→ **Problem**
The complete listing that follows is to be set down again, exactly as it appears.

→ **Source data**

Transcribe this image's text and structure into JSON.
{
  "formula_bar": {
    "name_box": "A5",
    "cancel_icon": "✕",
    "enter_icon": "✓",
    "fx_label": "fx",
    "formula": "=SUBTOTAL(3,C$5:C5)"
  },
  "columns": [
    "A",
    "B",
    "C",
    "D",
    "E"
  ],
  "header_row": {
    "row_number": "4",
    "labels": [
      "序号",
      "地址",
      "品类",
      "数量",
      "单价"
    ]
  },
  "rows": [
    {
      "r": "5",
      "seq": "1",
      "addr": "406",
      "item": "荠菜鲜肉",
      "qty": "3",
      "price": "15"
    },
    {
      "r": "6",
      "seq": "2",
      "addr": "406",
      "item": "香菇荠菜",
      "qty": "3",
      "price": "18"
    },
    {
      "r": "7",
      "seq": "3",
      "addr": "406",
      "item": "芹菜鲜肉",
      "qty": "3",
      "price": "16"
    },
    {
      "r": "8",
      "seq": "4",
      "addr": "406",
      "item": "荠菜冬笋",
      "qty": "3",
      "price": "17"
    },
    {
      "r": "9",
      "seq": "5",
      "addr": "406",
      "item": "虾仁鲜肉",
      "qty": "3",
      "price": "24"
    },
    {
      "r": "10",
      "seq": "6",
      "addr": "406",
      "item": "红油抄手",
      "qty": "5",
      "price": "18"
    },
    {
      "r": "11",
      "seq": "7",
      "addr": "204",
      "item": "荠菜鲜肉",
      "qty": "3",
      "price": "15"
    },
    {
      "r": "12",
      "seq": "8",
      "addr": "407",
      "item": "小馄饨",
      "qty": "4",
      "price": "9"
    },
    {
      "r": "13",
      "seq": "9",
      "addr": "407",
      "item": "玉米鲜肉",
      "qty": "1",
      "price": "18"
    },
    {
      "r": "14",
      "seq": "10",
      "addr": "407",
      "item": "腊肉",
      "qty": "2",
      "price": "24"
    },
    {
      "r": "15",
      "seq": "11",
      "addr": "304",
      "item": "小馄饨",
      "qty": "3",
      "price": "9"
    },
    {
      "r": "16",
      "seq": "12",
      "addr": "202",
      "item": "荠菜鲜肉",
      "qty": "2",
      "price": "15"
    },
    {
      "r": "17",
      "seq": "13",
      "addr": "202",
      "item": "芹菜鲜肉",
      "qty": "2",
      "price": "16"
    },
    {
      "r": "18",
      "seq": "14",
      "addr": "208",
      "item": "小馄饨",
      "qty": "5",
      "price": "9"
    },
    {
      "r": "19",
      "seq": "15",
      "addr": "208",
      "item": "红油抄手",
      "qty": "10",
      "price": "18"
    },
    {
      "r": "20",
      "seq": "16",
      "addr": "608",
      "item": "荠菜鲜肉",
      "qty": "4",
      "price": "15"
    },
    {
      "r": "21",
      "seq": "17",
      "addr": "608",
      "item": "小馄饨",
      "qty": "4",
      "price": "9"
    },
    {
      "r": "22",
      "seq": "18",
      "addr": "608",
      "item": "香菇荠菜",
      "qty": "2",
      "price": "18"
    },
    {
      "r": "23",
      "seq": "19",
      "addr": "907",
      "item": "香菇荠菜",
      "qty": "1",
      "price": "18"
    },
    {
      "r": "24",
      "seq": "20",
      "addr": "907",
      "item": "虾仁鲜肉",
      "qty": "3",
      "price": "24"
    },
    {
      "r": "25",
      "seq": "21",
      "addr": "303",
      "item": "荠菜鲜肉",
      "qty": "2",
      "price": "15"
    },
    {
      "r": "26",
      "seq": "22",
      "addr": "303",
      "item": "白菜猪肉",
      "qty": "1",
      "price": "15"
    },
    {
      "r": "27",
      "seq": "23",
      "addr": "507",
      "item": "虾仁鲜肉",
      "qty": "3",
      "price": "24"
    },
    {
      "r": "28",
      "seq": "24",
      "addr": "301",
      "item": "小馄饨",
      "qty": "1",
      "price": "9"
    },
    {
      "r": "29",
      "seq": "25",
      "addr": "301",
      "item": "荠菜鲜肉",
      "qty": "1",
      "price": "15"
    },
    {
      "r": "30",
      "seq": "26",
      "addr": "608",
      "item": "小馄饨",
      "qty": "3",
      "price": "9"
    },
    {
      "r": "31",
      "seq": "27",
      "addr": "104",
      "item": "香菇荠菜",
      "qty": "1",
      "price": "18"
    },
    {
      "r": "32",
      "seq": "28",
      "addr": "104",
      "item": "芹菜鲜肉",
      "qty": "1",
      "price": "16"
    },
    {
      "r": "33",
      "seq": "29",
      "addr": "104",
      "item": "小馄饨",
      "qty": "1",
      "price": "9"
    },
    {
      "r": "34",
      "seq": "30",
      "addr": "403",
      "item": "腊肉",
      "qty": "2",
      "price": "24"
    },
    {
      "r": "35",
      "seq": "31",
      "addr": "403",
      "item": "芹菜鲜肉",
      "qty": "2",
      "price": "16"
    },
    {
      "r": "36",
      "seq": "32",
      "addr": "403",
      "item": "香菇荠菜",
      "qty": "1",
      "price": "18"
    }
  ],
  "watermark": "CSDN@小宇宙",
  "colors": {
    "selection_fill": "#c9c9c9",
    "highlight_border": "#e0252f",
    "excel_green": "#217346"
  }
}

→ **Response to this task**
Transcribe this image's text and structure into JSON.
{
  "formula_bar": {
    "name_box": "A5",
    "cancel_icon": "✕",
    "enter_icon": "✓",
    "fx_label": "fx",
    "formula": "=SUBTOTAL(3,C$5:C5)"
  },
  "columns": [
    "A",
    "B",
    "C",
    "D",
    "E"
  ],
  "header_row": {
    "row_number": "4",
    "labels": [
      "序号",
      "地址",
      "品类",
      "数量",
      "单价"
    ]
  },
  "rows": [
    {
      "r": "5",
      "seq": "1",
      "addr": "406",
      "item": "荠菜鲜肉",
      "qty": "3",
      "price": "15"
    },
    {
      "r": "6",
      "seq": "2",
      "addr": "406",
      "item": "香菇荠菜",
      "qty": "3",
      "price": "18"
    },
    {
      "r": "7",
      "seq": "3",
      "addr": "406",
      "item": "芹菜鲜肉",
      "qty": "3",
      "price": "16"
    },
    {
      "r": "8",
      "seq": "4",
      "addr": "406",
      "item": "荠菜冬笋",
      "qty": "3",
      "price": "17"
    },
    {
      "r": "9",
      "seq": "5",
      "addr": "406",
      "item": "虾仁鲜肉",
      "qty": "3",
      "price": "24"
    },
    {
      "r": "10",
      "seq": "6",
      "addr": "406",
      "item": "红油抄手",
      "qty": "5",
      "price": "18"
    },
    {
      "r": "11",
      "seq": "7",
      "addr": "204",
      "item": "荠菜鲜肉",
      "qty": "3",
      "price": "15"
    },
    {
      "r": "12",
      "seq": "8",
      "addr": "407",
      "item": "小馄饨",
      "qty": "4",
      "price": "9"
    },
    {
      "r": "13",
      "seq": "9",
      "addr": "407",
      "item": "玉米鲜肉",
      "qty": "1",
      "price": "18"
    },
    {
      "r": "14",
      "seq": "10",
      "addr": "407",
      "item": "腊肉",
      "qty": "2",
      "price": "24"
    },
    {
      "r": "15",
      "seq": "11",
      "addr": "304",
      "item": "小馄饨",
      "qty": "3",
      "price": "9"
    },
    {
      "r": "16",
      "seq": "12",
      "addr": "202",
      "item": "荠菜鲜肉",
      "qty": "2",
      "price": "15"
    },
    {
      "r": "17",
      "seq": "13",
      "addr": "202",
      "item": "芹菜鲜肉",
      "qty": "2",
      "price": "16"
    },
    {
      "r": "18",
      "seq": "14",
      "addr": "208",
      "item": "小馄饨",
      "qty": "5",
      "price": "9"
    },
    {
      "r": "19",
      "seq": "15",
      "addr": "208",
      "item": "红油抄手",
      "qty": "10",
      "price": "18"
    },
    {
      "r": "20",
      "seq": "16",
      "addr": "608",
      "item": "荠菜鲜肉",
      "qty": "4",
      "price": "15"
    },
    {
      "r": "21",
      "seq": "17",
      "addr": "608",
      "item": "小馄饨",
      "qty": "4",
      "price": "9"
    },
    {
      "r": "22",
      "seq": "18",
      "addr": "608",
      "item": "香菇荠菜",
      "qty": "2",
      "price": "18"
    },
    {
      "r": "23",
      "seq": "19",
      "addr": "907",
      "item": "香菇荠菜",
      "qty": "1",
      "price": "18"
    },
    {
      "r": "24",
      "seq": "20",
      "addr": "907",
      "item": "虾仁鲜肉",
      "qty": "3",
      "price": "24"
    },
    {
      "r": "25",
      "seq": "21",
      "addr": "303",
      "item": "荠菜鲜肉",
      "qty": "2",
      "price": "15"
    },
    {
      "r": "26",
      "seq": "22",
      "addr": "303",
      "item": "白菜猪肉",
      "qty": "1",
      "price": "15"
    },
    {
      "r": "27",
      "seq": "23",
      "addr": "507",
      "item": "虾仁鲜肉",
      "qty": "3",
      "price": "24"
    },
    {
      "r": "28",
      "seq": "24",
      "addr": "301",
      "item": "小馄饨",
      "qty": "1",
      "price": "9"
    },
    {
      "r": "29",
      "seq": "25",
      "addr": "301",
      "item": "荠菜鲜肉",
      "qty": "1",
      "price": "15"
    },
    {
      "r": "30",
      "seq": "26",
      "addr": "608",
      "item": "小馄饨",
      "qty": "3",
      "price": "9"
    },
    {
      "r": "31",
      "seq": "27",
      "addr": "104",
      "item": "香菇荠菜",
      "qty": "1",
      "price": "18"
    },
    {
      "r": "32",
      "seq": "28",
      "addr": "104",
      "item": "芹菜鲜肉",
      "qty": "1",
      "price": "16"
    },
    {
      "r": "33",
      "seq": "29",
      "addr": "104",
      "item": "小馄饨",
      "qty": "1",
      "price": "9"
    },
    {
      "r": "34",
      "seq": "30",
      "addr": "403",
      "item": "腊肉",
      "qty": "2",
      "price": "24"
    },
    {
      "r": "35",
      "seq": "31",
      "addr": "403",
      "item": "芹菜鲜肉",
      "qty": "2",
      "price": "16"
    },
    {
      "r": "36",
      "seq": "32",
      "addr": "403",
      "item": "香菇荠菜",
      "qty": "1",
      "price": "18"
    }
  ],
  "watermark": "CSDN@小宇宙",
  "colors": {
    "selection_fill": "#c9c9c9",
    "highlight_border": "#e0252f",
    "excel_green": "#217346"
  }
}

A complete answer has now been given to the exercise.